_Work to be completed_
Restate all the lines below word for word, but omit the pictures.

_Data provided_
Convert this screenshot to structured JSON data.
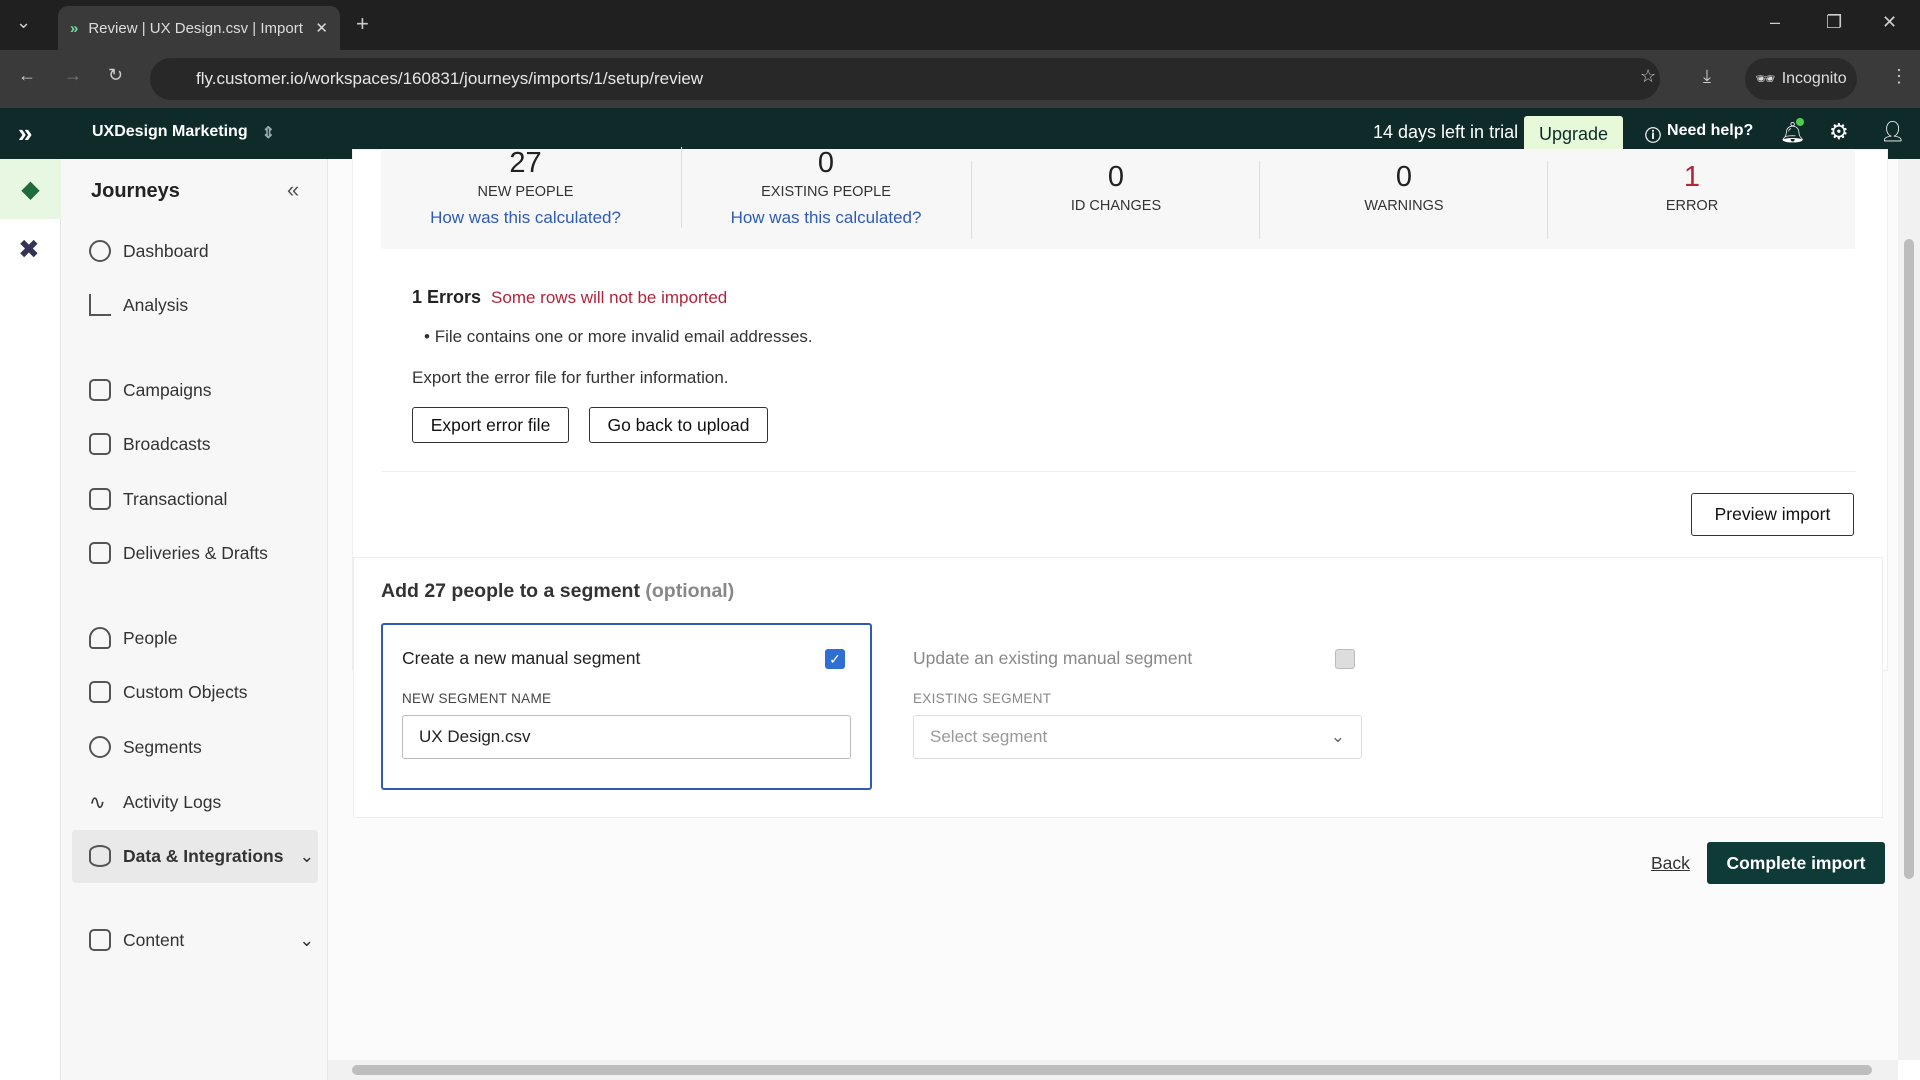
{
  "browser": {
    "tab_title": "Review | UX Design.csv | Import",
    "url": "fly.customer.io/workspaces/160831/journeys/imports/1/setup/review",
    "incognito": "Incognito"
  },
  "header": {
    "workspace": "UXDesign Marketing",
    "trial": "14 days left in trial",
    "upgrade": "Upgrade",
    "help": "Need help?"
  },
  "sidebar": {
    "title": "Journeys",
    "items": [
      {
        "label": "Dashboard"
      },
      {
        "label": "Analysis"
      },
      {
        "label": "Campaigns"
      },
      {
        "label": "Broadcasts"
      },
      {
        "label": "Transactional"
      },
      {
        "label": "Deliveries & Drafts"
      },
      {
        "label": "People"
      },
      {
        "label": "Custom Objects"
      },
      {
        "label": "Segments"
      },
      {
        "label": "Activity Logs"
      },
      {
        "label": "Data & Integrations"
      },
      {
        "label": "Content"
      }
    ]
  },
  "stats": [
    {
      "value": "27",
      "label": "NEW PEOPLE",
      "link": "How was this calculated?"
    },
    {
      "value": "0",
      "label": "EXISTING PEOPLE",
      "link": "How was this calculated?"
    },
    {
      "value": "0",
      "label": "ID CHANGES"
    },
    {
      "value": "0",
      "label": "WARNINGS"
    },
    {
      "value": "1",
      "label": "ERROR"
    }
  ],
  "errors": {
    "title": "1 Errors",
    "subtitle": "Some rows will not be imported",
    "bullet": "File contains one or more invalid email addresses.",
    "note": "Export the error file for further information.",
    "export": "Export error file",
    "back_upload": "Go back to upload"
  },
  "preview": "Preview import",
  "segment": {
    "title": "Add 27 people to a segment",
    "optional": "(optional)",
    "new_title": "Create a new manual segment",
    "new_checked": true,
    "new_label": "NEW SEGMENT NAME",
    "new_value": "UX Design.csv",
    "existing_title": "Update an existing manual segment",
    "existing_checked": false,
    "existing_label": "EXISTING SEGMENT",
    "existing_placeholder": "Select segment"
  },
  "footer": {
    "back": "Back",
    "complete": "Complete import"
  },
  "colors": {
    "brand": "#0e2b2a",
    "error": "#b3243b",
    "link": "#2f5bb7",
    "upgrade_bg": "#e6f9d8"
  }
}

_Response_
Convert this screenshot to structured JSON data.
{
  "browser": {
    "tab_title": "Review | UX Design.csv | Import",
    "url": "fly.customer.io/workspaces/160831/journeys/imports/1/setup/review",
    "incognito": "Incognito"
  },
  "header": {
    "workspace": "UXDesign Marketing",
    "trial": "14 days left in trial",
    "upgrade": "Upgrade",
    "help": "Need help?"
  },
  "sidebar": {
    "title": "Journeys",
    "items": [
      {
        "label": "Dashboard"
      },
      {
        "label": "Analysis"
      },
      {
        "label": "Campaigns"
      },
      {
        "label": "Broadcasts"
      },
      {
        "label": "Transactional"
      },
      {
        "label": "Deliveries & Drafts"
      },
      {
        "label": "People"
      },
      {
        "label": "Custom Objects"
      },
      {
        "label": "Segments"
      },
      {
        "label": "Activity Logs"
      },
      {
        "label": "Data & Integrations"
      },
      {
        "label": "Content"
      }
    ]
  },
  "stats": [
    {
      "value": "27",
      "label": "NEW PEOPLE",
      "link": "How was this calculated?"
    },
    {
      "value": "0",
      "label": "EXISTING PEOPLE",
      "link": "How was this calculated?"
    },
    {
      "value": "0",
      "label": "ID CHANGES"
    },
    {
      "value": "0",
      "label": "WARNINGS"
    },
    {
      "value": "1",
      "label": "ERROR"
    }
  ],
  "errors": {
    "title": "1 Errors",
    "subtitle": "Some rows will not be imported",
    "bullet": "File contains one or more invalid email addresses.",
    "note": "Export the error file for further information.",
    "export": "Export error file",
    "back_upload": "Go back to upload"
  },
  "preview": "Preview import",
  "segment": {
    "title": "Add 27 people to a segment",
    "optional": "(optional)",
    "new_title": "Create a new manual segment",
    "new_checked": true,
    "new_label": "NEW SEGMENT NAME",
    "new_value": "UX Design.csv",
    "existing_title": "Update an existing manual segment",
    "existing_checked": false,
    "existing_label": "EXISTING SEGMENT",
    "existing_placeholder": "Select segment"
  },
  "footer": {
    "back": "Back",
    "complete": "Complete import"
  },
  "colors": {
    "brand": "#0e2b2a",
    "error": "#b3243b",
    "link": "#2f5bb7",
    "upgrade_bg": "#e6f9d8"
  }
}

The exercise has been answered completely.